  41. ^ Dresser, Michael (May 5, 2017). "Hogan signs bill to beef up comptroller's income tax enforcement powers". The Baltimore Sun. Retrieved July 25, 2023.
  42. ^ Vozzella, Laura (March 23, 2011). "Deadbeat delegate hasn't paid water bill for 2 years". The Baltimore Sun. Retrieved July 25, 2023.
  43. ^ "2002 Gubernatorial Election Official Results: Legislative District 11". Maryland State Board of Elections.
  44. ^ "Official 2006 Gubernatorial Primary Election results for Legislative District 11". Maryland State Board of Elections.
  45. ^ "Official 2006 Gubernatorial General Election results for Legislative District 11". Maryland State Board of Elections.
  46. ^ "Official 2010 Gubernatorial General Election results for House of Delegates". Maryland State Board of Elections.
  47. ^ "Official 2014 Gubernatorial General Election results for House of Delegates". Maryland State Board of Elections.
  48. ^ "Official 2018 Gubernatorial General Election results for House of Delegates". Maryland State Board of Elections.

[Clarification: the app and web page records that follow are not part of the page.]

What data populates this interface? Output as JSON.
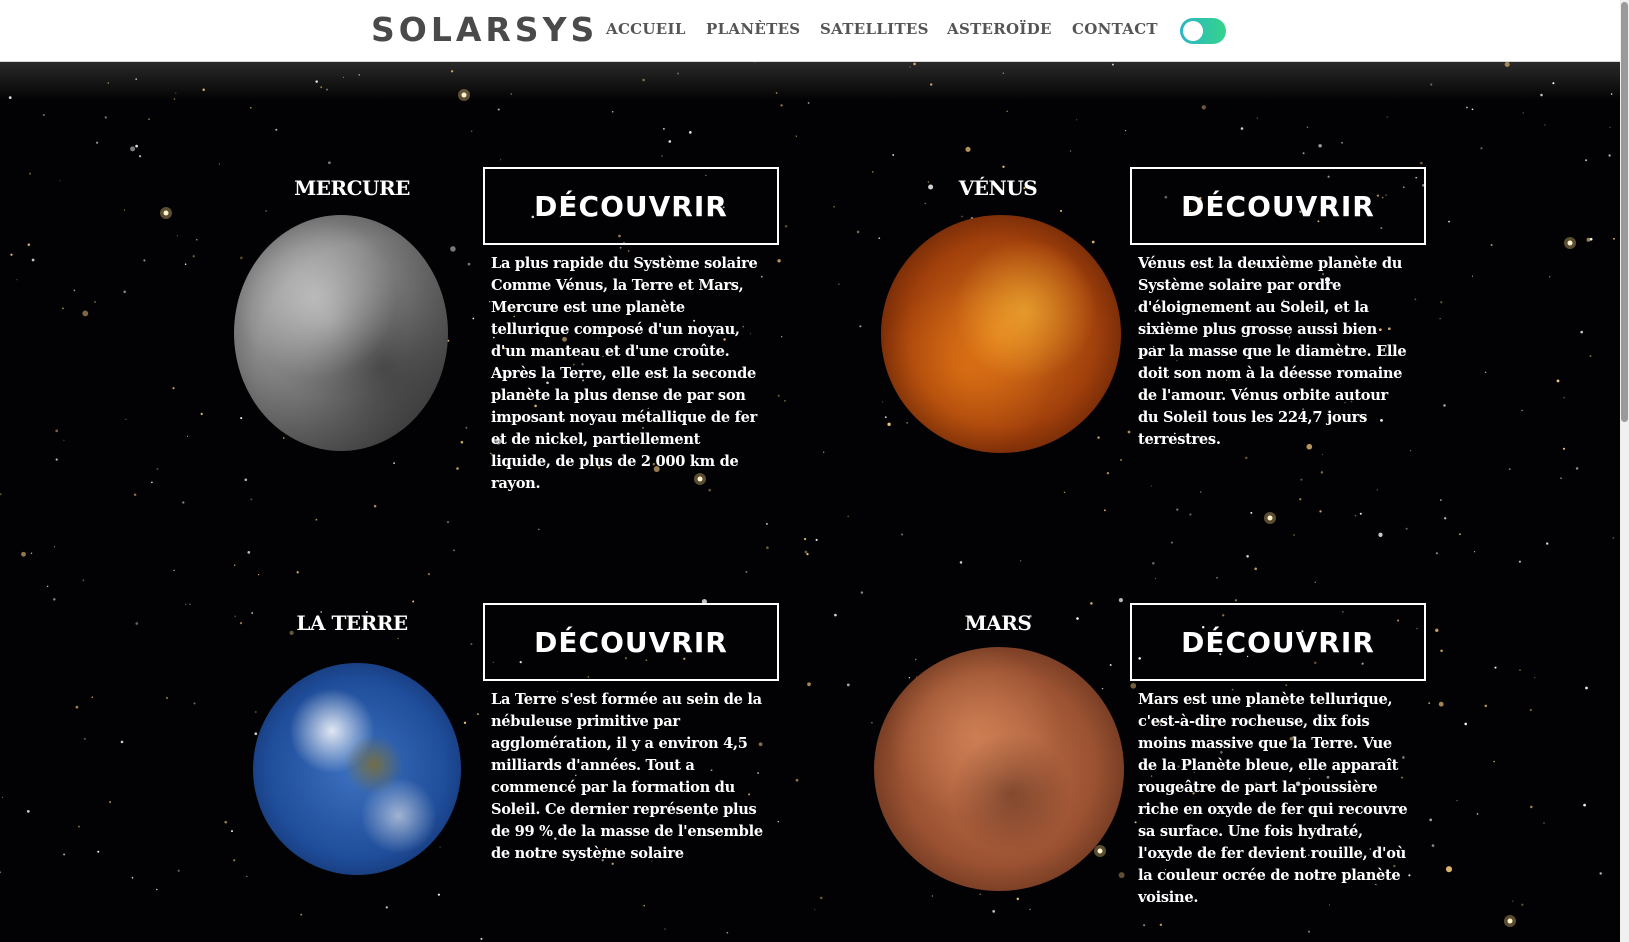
{
  "header": {
    "logo": "SOLARSYS",
    "nav": [
      "ACCUEIL",
      "PLANÈTES",
      "SATELLITES",
      "ASTEROÏDE",
      "CONTACT"
    ]
  },
  "colors": {
    "toggle_from": "#2bb5c8",
    "toggle_to": "#36d48a",
    "background": "#020204",
    "text": "#ffffff"
  },
  "planets": [
    {
      "name": "MERCURE",
      "button": "DÉCOUVRIR",
      "description": "La plus rapide du Système solaire Comme Vénus, la Terre et Mars, Mercure est une planète tellurique composé d'un noyau, d'un manteau et d'une croûte. Après la Terre, elle est la seconde planète la plus dense de par son imposant noyau métallique de fer et de nickel, partiellement liquide, de plus de 2 000 km de rayon."
    },
    {
      "name": "VÉNUS",
      "button": "DÉCOUVRIR",
      "description": "Vénus est la deuxième planète du Système solaire par ordre d'éloignement au Soleil, et la sixième plus grosse aussi bien par la masse que le diamètre. Elle doit son nom à la déesse romaine de l'amour. Vénus orbite autour du Soleil tous les 224,7 jours terrestres."
    },
    {
      "name": "LA TERRE",
      "button": "DÉCOUVRIR",
      "description": "La Terre s'est formée au sein de la nébuleuse primitive par agglomération, il y a environ 4,5 milliards d'années. Tout a commencé par la formation du Soleil. Ce dernier représente plus de 99 % de la masse de l'ensemble de notre système solaire"
    },
    {
      "name": "MARS",
      "button": "DÉCOUVRIR",
      "description": "Mars est une planète tellurique, c'est-à-dire rocheuse, dix fois moins massive que la Terre. Vue de la Planète bleue, elle apparaît rougeâtre de part la poussière riche en oxyde de fer qui recouvre sa surface. Une fois hydraté, l'oxyde de fer devient rouille, d'où la couleur ocrée de notre planète voisine."
    }
  ]
}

  49. ^ "Official 2022 Gubernatorial General Election results for House of Delegates". Maryland State Board of Elections.

External links[edit]